"The alleyway presently serves no purpose to the city and has no meaningful value," said John Cagnina. The vacation and swap allows Chiles to meet the ADA requirement and the new alleyway "enhances all of the city."

Several attorneys representing opponents of the vacation spoke against the measure.

Tampa attorney Matt Farmer said he deals with many cases involving the ADA and, in his opinion, the various ADA cases cited by Tcherneshoff had nothing to do with the present case. He suggested Chiles should modify his own property to become ADA compliant, not the city’s property.

Attorney Ricinda Perry, representing Chiles, pointed out that Chiles already owns the property, that the alleyway in question is just an easement to the city.

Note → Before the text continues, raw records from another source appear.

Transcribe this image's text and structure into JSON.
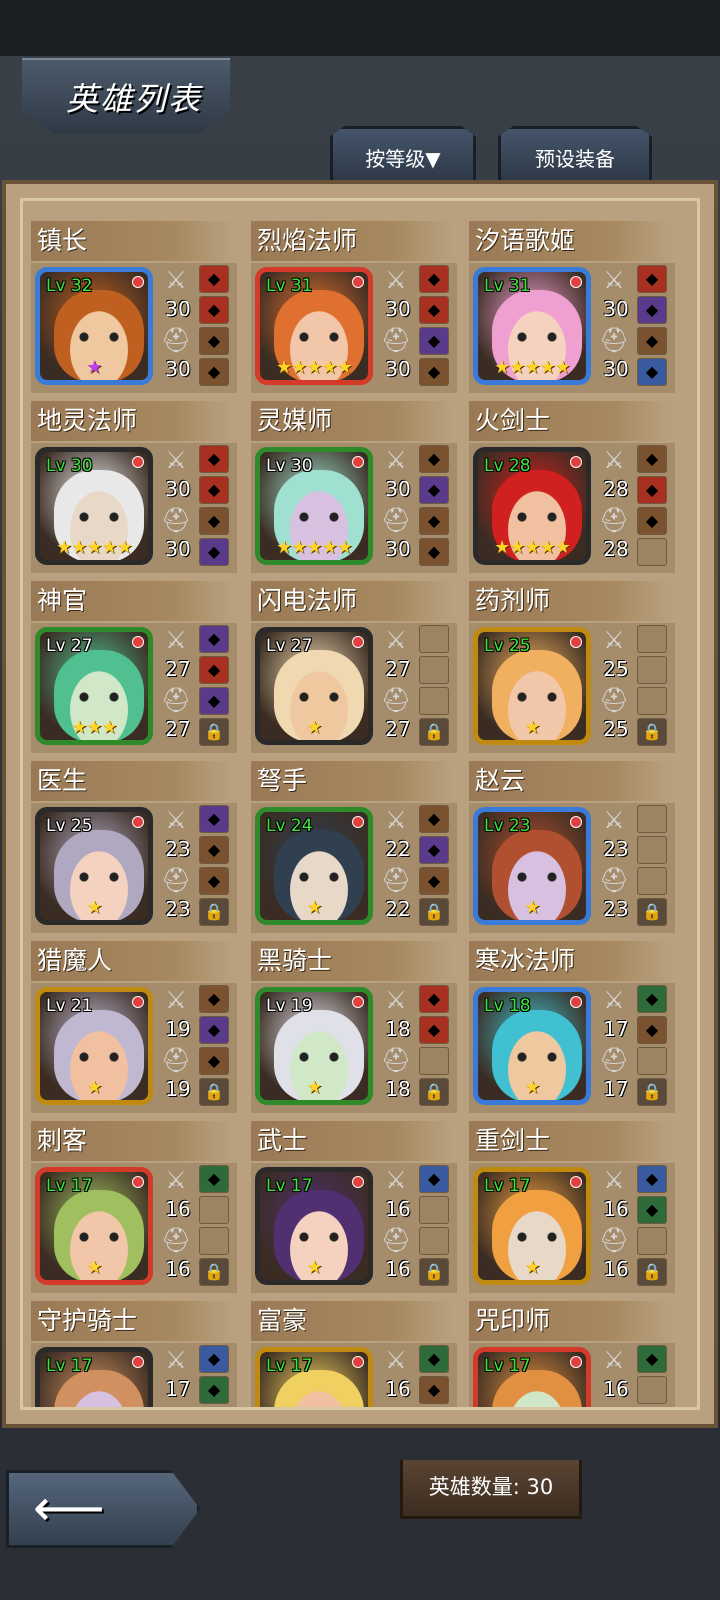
{
  "header": {
    "title": "英雄列表"
  },
  "tabs": {
    "sort_label": "按等级▼",
    "preset_label": "预设装备"
  },
  "footer": {
    "hero_count_label": "英雄数量: 30"
  },
  "heroes": [
    {
      "name": "镇长",
      "level": "Lv 32",
      "atk": "30",
      "def": "30",
      "stars": 1,
      "star_color": "purple",
      "frame": "#3a7ad8",
      "lv_green": true
    },
    {
      "name": "烈焰法师",
      "level": "Lv 31",
      "atk": "30",
      "def": "30",
      "stars": 5,
      "frame": "#d43a2a",
      "lv_green": true
    },
    {
      "name": "汐语歌姬",
      "level": "Lv 31",
      "atk": "30",
      "def": "30",
      "stars": 5,
      "frame": "#3a7ad8",
      "lv_green": true
    },
    {
      "name": "地灵法师",
      "level": "Lv 30",
      "atk": "30",
      "def": "30",
      "stars": 5,
      "frame": "#2a2a2a",
      "lv_green": true
    },
    {
      "name": "灵媒师",
      "level": "Lv 30",
      "atk": "30",
      "def": "30",
      "stars": 5,
      "frame": "#2f8a2a",
      "lv_green": false
    },
    {
      "name": "火剑士",
      "level": "Lv 28",
      "atk": "28",
      "def": "28",
      "stars": 5,
      "frame": "#2a2a2a",
      "lv_green": true
    },
    {
      "name": "神官",
      "level": "Lv 27",
      "atk": "27",
      "def": "27",
      "stars": 3,
      "frame": "#2f8a2a",
      "lv_green": false
    },
    {
      "name": "闪电法师",
      "level": "Lv 27",
      "atk": "27",
      "def": "27",
      "stars": 1,
      "frame": "#2a2a2a",
      "lv_green": false
    },
    {
      "name": "药剂师",
      "level": "Lv 25",
      "atk": "25",
      "def": "25",
      "stars": 1,
      "frame": "#c08a10",
      "lv_green": true
    },
    {
      "name": "医生",
      "level": "Lv 25",
      "atk": "23",
      "def": "23",
      "stars": 1,
      "frame": "#2a2a2a",
      "lv_green": false
    },
    {
      "name": "弩手",
      "level": "Lv 24",
      "atk": "22",
      "def": "22",
      "stars": 1,
      "frame": "#2f8a2a",
      "lv_green": true
    },
    {
      "name": "赵云",
      "level": "Lv 23",
      "atk": "23",
      "def": "23",
      "stars": 1,
      "frame": "#3a7ad8",
      "lv_green": true
    },
    {
      "name": "猎魔人",
      "level": "Lv 21",
      "atk": "19",
      "def": "19",
      "stars": 1,
      "frame": "#c08a10",
      "lv_green": false
    },
    {
      "name": "黑骑士",
      "level": "Lv 19",
      "atk": "18",
      "def": "18",
      "stars": 1,
      "frame": "#2f8a2a",
      "lv_green": false
    },
    {
      "name": "寒冰法师",
      "level": "Lv 18",
      "atk": "17",
      "def": "17",
      "stars": 1,
      "frame": "#3a7ad8",
      "lv_green": true
    },
    {
      "name": "刺客",
      "level": "Lv 17",
      "atk": "16",
      "def": "16",
      "stars": 1,
      "frame": "#d43a2a",
      "lv_green": true
    },
    {
      "name": "武士",
      "level": "Lv 17",
      "atk": "16",
      "def": "16",
      "stars": 1,
      "frame": "#2a2a2a",
      "lv_green": true
    },
    {
      "name": "重剑士",
      "level": "Lv 17",
      "atk": "16",
      "def": "16",
      "stars": 1,
      "frame": "#c08a10",
      "lv_green": true
    },
    {
      "name": "守护骑士",
      "level": "Lv 17",
      "atk": "17",
      "def": "",
      "stars": 0,
      "frame": "#2a2a2a",
      "lv_green": true
    },
    {
      "name": "富豪",
      "level": "Lv 17",
      "atk": "16",
      "def": "",
      "stars": 0,
      "frame": "#c08a10",
      "lv_green": true
    },
    {
      "name": "咒印师",
      "level": "Lv 17",
      "atk": "16",
      "def": "",
      "stars": 0,
      "frame": "#d43a2a",
      "lv_green": true
    }
  ],
  "slots": [
    [
      "red",
      "red",
      "brown",
      "brown"
    ],
    [
      "red",
      "red",
      "purple",
      "brown"
    ],
    [
      "red",
      "purple",
      "brown",
      "blue"
    ],
    [
      "red",
      "red",
      "brown",
      "purple"
    ],
    [
      "brown",
      "purple",
      "brown",
      "brown"
    ],
    [
      "brown",
      "red",
      "brown",
      "empty"
    ],
    [
      "purple",
      "red",
      "purple",
      "lock"
    ],
    [
      "empty",
      "empty",
      "empty",
      "lock"
    ],
    [
      "empty",
      "empty",
      "empty",
      "lock"
    ],
    [
      "purple",
      "brown",
      "brown",
      "lock"
    ],
    [
      "brown",
      "purple",
      "brown",
      "lock"
    ],
    [
      "empty",
      "empty",
      "empty",
      "lock"
    ],
    [
      "brown",
      "purple",
      "brown",
      "lock"
    ],
    [
      "red",
      "red",
      "empty",
      "lock"
    ],
    [
      "green",
      "brown",
      "empty",
      "lock"
    ],
    [
      "green",
      "empty",
      "empty",
      "lock"
    ],
    [
      "blue",
      "empty",
      "empty",
      "lock"
    ],
    [
      "blue",
      "green",
      "empty",
      "lock"
    ],
    [
      "blue",
      "green",
      "red",
      "empty"
    ],
    [
      "green",
      "brown",
      "empty",
      "empty"
    ],
    [
      "green",
      "empty",
      "empty",
      "empty"
    ]
  ],
  "icons": {
    "back": "left-arrow-icon",
    "atk": "sword-icon",
    "def": "helmet-icon",
    "lock": "lock-icon",
    "star": "star-icon"
  }
}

Lake Wales attorney Mike Gallaher, representing the Nally family that lives near the Sandbar, said that by Tcherneshoff’s own testimony, expanding the rest room into the alleyway is not the only way to solve the Sandbar’s ADA problem, "just the preferred way."

He indicated that there was more than one reason why Chiles wanted the vacation. "He may have reasons above and beyond the ADA," he suggested, but did not raise the expansion issue.

City Commissioner Duke Miller said he could support the vacation if Chiles would agree to a condition that no future expansion of the restaurant could ever take place, even if the restaurant were sold to a new owner.

"My biggest objection is what’s going to happen in the future," he said.

But Chiles could not agree to that condition. "I would not want to sign that agreement. Besides, if I wanted to expand, I’d have to go through this process again before the planning and zoning board and be right back here at the city commission with a site plan."

Commission Chairperson John Quam said he favored the vacation, but not because the ADA rules require the city to help businesses become ADA compliant.

There are four criteria for the city to grant a variance, he said, and the major issue for him is that the alleyway currently serves no public purpose. By granting the vacation and taking the swap, the city "gives the public a walkable alleyway" with beach access.

Commissioner Linda Cramer moved to pass the ordinance granting the vacation and accepting the alleyway swap. Quam and Commissioner Dale Woodland agreed, while Miller and Commissioner Carol Ann Magill voted against the measure.

The commission then set the meeting to hear the preliminary site plan application for the Sandbar building plan for 6 p.m. Wednesday, June 29.

The Sandbar has proposed several improvements to its facility in the site plan, but has maintained there will be no expansion of the restaurant, other than construction of the ADA-compliant rest rooms.